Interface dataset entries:
- Opening Delimiter -

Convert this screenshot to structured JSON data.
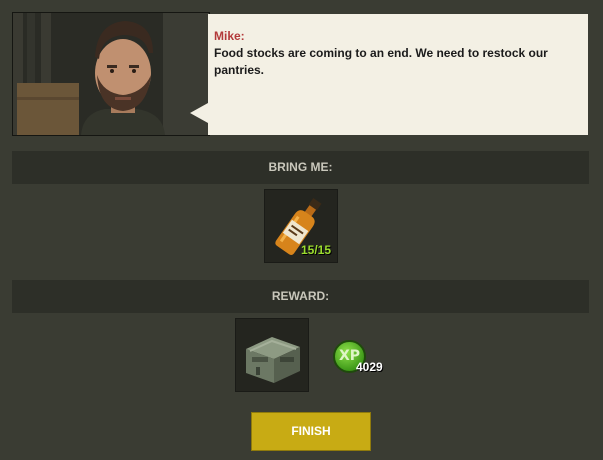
{
  "dialog": {
    "speaker": "Mike:",
    "message": "Food stocks are coming to an end. We need to restock our pantries."
  },
  "bring": {
    "header": "BRING ME:",
    "item": {
      "icon": "whiskey-bottle-icon",
      "count": "15/15"
    }
  },
  "reward": {
    "header": "REWARD:",
    "items": [
      {
        "icon": "supply-crate-icon"
      }
    ],
    "xp": {
      "label": "XP",
      "value": "4029"
    }
  },
  "finish_label": "FINISH",
  "colors": {
    "accent": "#c8ab14",
    "speaker": "#b33a3a",
    "count": "#9bdc2e",
    "xp": "#3f9a19"
  }
}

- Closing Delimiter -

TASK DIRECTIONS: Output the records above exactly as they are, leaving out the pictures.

RESULT OF THE EXERCISE:
Convert this screenshot to structured JSON data.
{
  "dialog": {
    "speaker": "Mike:",
    "message": "Food stocks are coming to an end. We need to restock our pantries."
  },
  "bring": {
    "header": "BRING ME:",
    "item": {
      "icon": "whiskey-bottle-icon",
      "count": "15/15"
    }
  },
  "reward": {
    "header": "REWARD:",
    "items": [
      {
        "icon": "supply-crate-icon"
      }
    ],
    "xp": {
      "label": "XP",
      "value": "4029"
    }
  },
  "finish_label": "FINISH",
  "colors": {
    "accent": "#c8ab14",
    "speaker": "#b33a3a",
    "count": "#9bdc2e",
    "xp": "#3f9a19"
  }
}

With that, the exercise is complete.